The architectural contractor for Edina’s planned renovation of Pamela Park shared new details about the project at city council meeting on Jan. 21.
A master plan to improve the athletic fields, park shelter building and parking lots and to add walking and environmental trails was approved by the council in October 2009.
The approximately $3 million project was included in an October 2013 vote to proceed with construction of a sports dome and refrigerated ice rink.
Council members voted 4-1 over Joni Bennett’s opposition to approve $282,192 in site planning, architectural and engineering services for city contractors.Anderson-Johnson Associates Inc. provided a breakdown of costs for the project:
Grass (South) Athletic Field Renovation
Construct a sand-peat athletic field (160' x 300') north of the South Parking Lot to support football, soccer, lacrosse and rugby. The field would be smaller than a regulation football field and would be used primarily as a practice field (which is how the area is currently used); however, this smaller field can also be scheduled for younger athletic game events.

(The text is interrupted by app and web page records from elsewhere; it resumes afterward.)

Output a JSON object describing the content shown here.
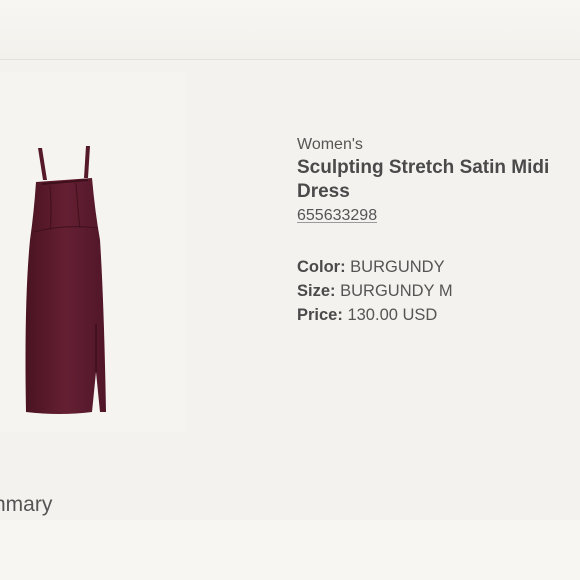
{
  "product": {
    "gender": "Women's",
    "title": "Sculpting Stretch Satin Midi Dress",
    "sku": "655633298",
    "image_alt": "burgundy midi dress",
    "color": "#5a1b2c"
  },
  "attributes": {
    "color_label": "Color:",
    "color_value": "BURGUNDY",
    "size_label": "Size:",
    "size_value": "BURGUNDY M",
    "price_label": "Price:",
    "price_value": "130.00 USD"
  },
  "section": {
    "summary_heading": "nmary"
  }
}
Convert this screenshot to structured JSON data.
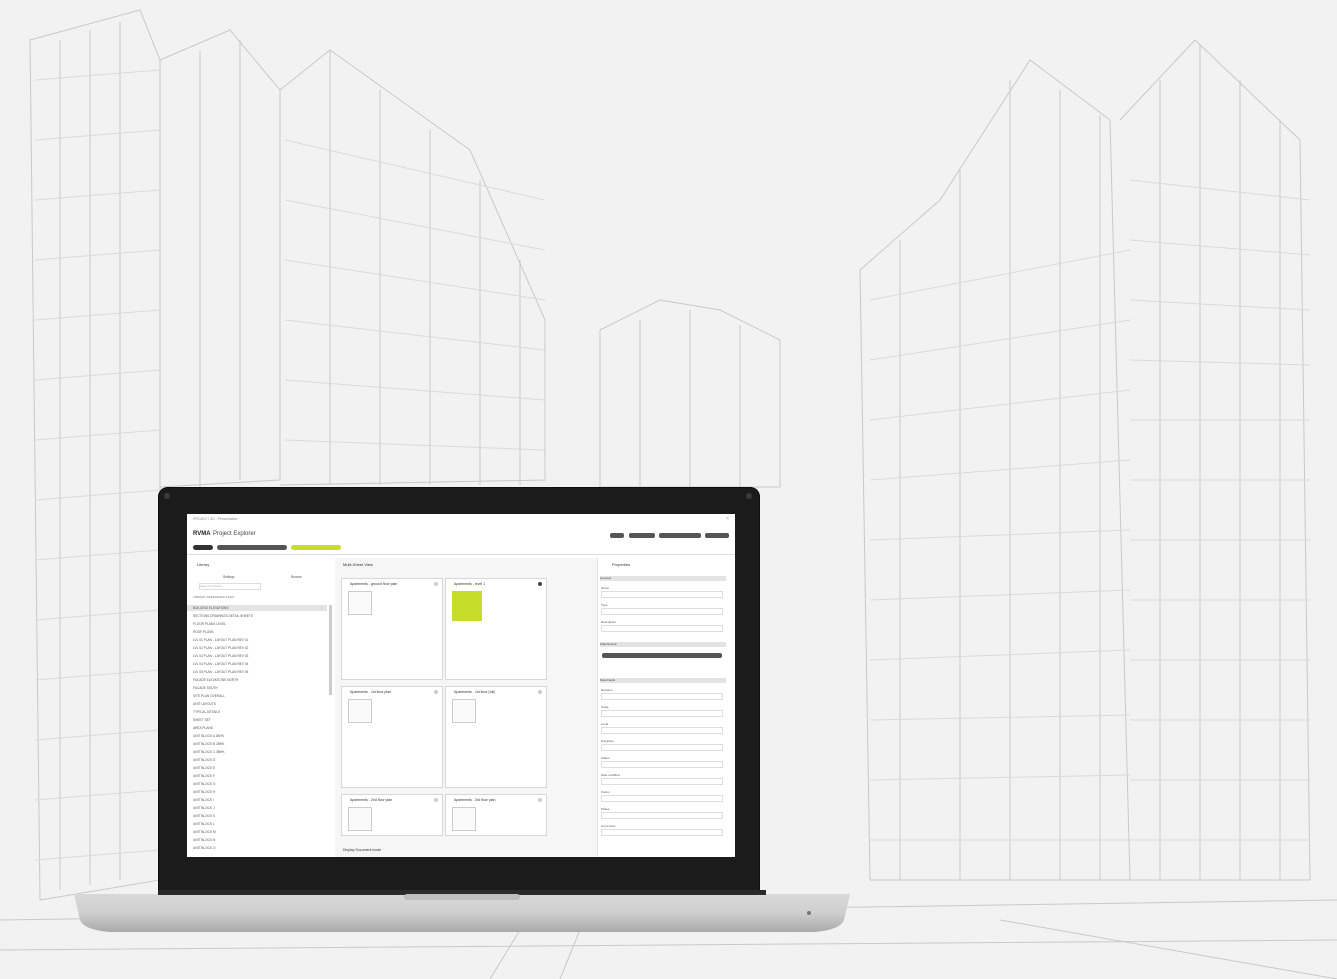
{
  "app": {
    "window_title": "PROJECT 3D - Presentation",
    "logo": "RVMA",
    "title": "Project Explorer",
    "breadcrumbs": [
      "ALL",
      "ALL BUILDINGS > LEVEL SHEETS",
      "AUTO GENERATED"
    ],
    "top_buttons": [
      "NEW",
      "IMPORT",
      "EXPORT VIEWS",
      "SETTINGS"
    ],
    "accent": "#c8dc2a"
  },
  "left_panel": {
    "title": "Library",
    "tabs": [
      "Settings",
      "Browse"
    ],
    "search_placeholder": "Search in library",
    "section_label": "LIBRARY REFERENCE FILES",
    "items": [
      "BUILDING ELEVATIONS",
      "SECTIONS DRAWINGS DETAIL SHEETS",
      "FLOOR PLANS LEVEL",
      "ROOF PLANS",
      "LVL 01 PLAN - LAYOUT PLAN REV 01",
      "LVL 02 PLAN - LAYOUT PLAN REV 02",
      "LVL 03 PLAN - LAYOUT PLAN REV 03",
      "LVL 04 PLAN - LAYOUT PLAN REV 04",
      "LVL 05 PLAN - LAYOUT PLAN REV 05",
      "FACADE ELEVATIONS NORTH",
      "FACADE SOUTH",
      "SITE PLAN OVERALL",
      "UNIT LAYOUTS",
      "TYPICAL DETAILS",
      "SHEET SET",
      "AREA PLANS",
      "UNIT BLOCK A 1BHK",
      "UNIT BLOCK B 2BHK",
      "UNIT BLOCK C 3BHK",
      "UNIT BLOCK D",
      "UNIT BLOCK E",
      "UNIT BLOCK F",
      "UNIT BLOCK G",
      "UNIT BLOCK H",
      "UNIT BLOCK I",
      "UNIT BLOCK J",
      "UNIT BLOCK K",
      "UNIT BLOCK L",
      "UNIT BLOCK M",
      "UNIT BLOCK N",
      "UNIT BLOCK O"
    ]
  },
  "center": {
    "title": "Multi-Sheet View",
    "cards": [
      {
        "title": "Apartments - ground floor plan",
        "selected": false
      },
      {
        "title": "Apartments - level 1",
        "selected": true
      },
      {
        "title": "Apartments - 1st floor plan",
        "selected": false
      },
      {
        "title": "Apartments - 1st floor (full)",
        "selected": false
      },
      {
        "title": "Apartments - 2nd floor plan",
        "selected": false
      },
      {
        "title": "Apartments - 3rd floor plan",
        "selected": false
      }
    ],
    "footer_label": "Display Document mode"
  },
  "right_panel": {
    "title": "Properties",
    "groups": [
      "General",
      "Attachments",
      "Data Fields"
    ],
    "labels": [
      "Name",
      "Type",
      "Description",
      "Revision",
      "Scale",
      "Level",
      "Discipline",
      "Status",
      "Date modified",
      "Owner",
      "Phase",
      "Comments"
    ]
  },
  "icons": [
    "close-icon",
    "expand-icon",
    "search-icon",
    "document-icon",
    "chevron-icon"
  ]
}
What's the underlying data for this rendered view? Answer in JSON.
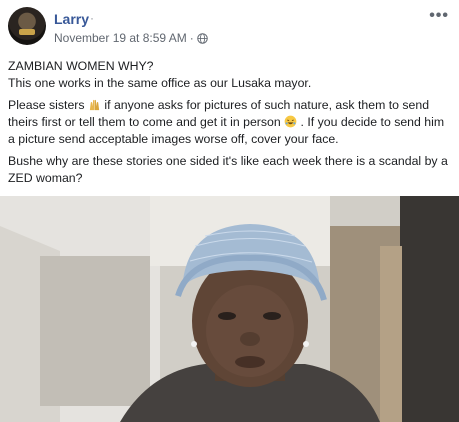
{
  "post": {
    "author": "Larry",
    "author_suffix": "·",
    "date": "November 19 at 8:59 AM",
    "separator": "·",
    "privacy_icon": "globe-icon",
    "more_icon": "more-options-icon",
    "more_label": "•••",
    "paragraphs": [
      {
        "line1": "ZAMBIAN WOMEN WHY?",
        "line2": "This one works in the same office as our Lusaka mayor."
      },
      {
        "part1": "Please sisters ",
        "emoji1": "raised-hands-emoji",
        "part2": " if anyone asks for pictures of such nature, ask them to send theirs first or tell them to come and get it in person ",
        "emoji2": "laughing-emoji",
        "part3": ". If you decide to send him a picture send acceptable images worse off, cover your face."
      },
      {
        "text": "Bushe why are these stories one sided it's like each week there is a scandal by a ZED woman?"
      }
    ]
  },
  "photo": {
    "description_icon": "attached-photo"
  }
}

As a note, due to the existence of delineated wetlands and taking into account the elevation of the established storm water flood plain it has been determined that the field can be constructed, although the field size would need to be smaller in size than the existing field to the east.
Estimated Cost: $498,000
Synthetic Turf at Southeast Athletic Field
Construct artificial turf over the footprint of the existing (380' x 225') natural grass athletic field with lights. Install perimeter protection around the field to deter vehicles- the preferred protection barrier would be either a stone bench system (similar to that at the Edina High School artificial turf field) or bollard system (similar to bollards with chains at Arden Park and Creek Valley Park.
Estimated Cost: $1,396,000
Senior (North) Athletic Field Renovation
Renovate the existing field including excavation and import of new sand/peat topsoil. Provide new drain tile system, irrigation system and seed.
Estimated Cost: $521,000
North Parking Lot Renovation and Expansion
Reclaim and re-pave the North Drive (off 58th Street) and Parking Lot. Construct new concrete curbing
along the drive and around the perimeter of the lot to improve the flow of traffic into the north parking
lot (near the park shelter building), create more parking capacity where possible and stripe the lot to
make parking safer and more efficient. Expand the lot immediately west of the park building to gain an
additional 15 stalls.
Estimated Cost: $130,000
West Parking Lot Renovation and Expansion
Reclaim and re-pave the West Parking Lot (off Oaklawn Avenue) including new concrete curbing around the perimeter of the lot and a short (-2' high) retaining wall to transition grade along the west edge of the lot. The improvements will afford —37 more parking stalls.
Estimated Cost: $87,000
South Parking Lot Renovation and Expansion
Repair, crack seal and seal coat the South Parking Lot and Drive (off 621'dStreet). Redesign the existing
lot configuration to be more efficient (add about 20-23 stalls) and expand the lot northward and westward
to gain an additional 43 stalls. Note, young trees would have to be relocated.
Estimated Cost: $106,000
Paved Trail Access to Playground
Construct a paved trail between the south and west parking lots and to the playground equipment.
Estimated Cost: $39,000
Paved and Environmental Trails
Construct a paved and 'environmental' trail around the perimeter of the park for better, easier, and
accessible access to the park amenities and to support environmental discovery and learning.
Estimated Cost: $115,000
Park Shelter Building Improvements
In 2009, four concept drawings were proposed for consideration, all of which included much needed
additional storage, plus a larger and more user-friendly room for community gatherings, meetings and
skate changing, plus a kitchen/concessions area, drinking fountain and outdoor picnic patio space. If
funding is available, the expansion will require more study and community input before a final plan is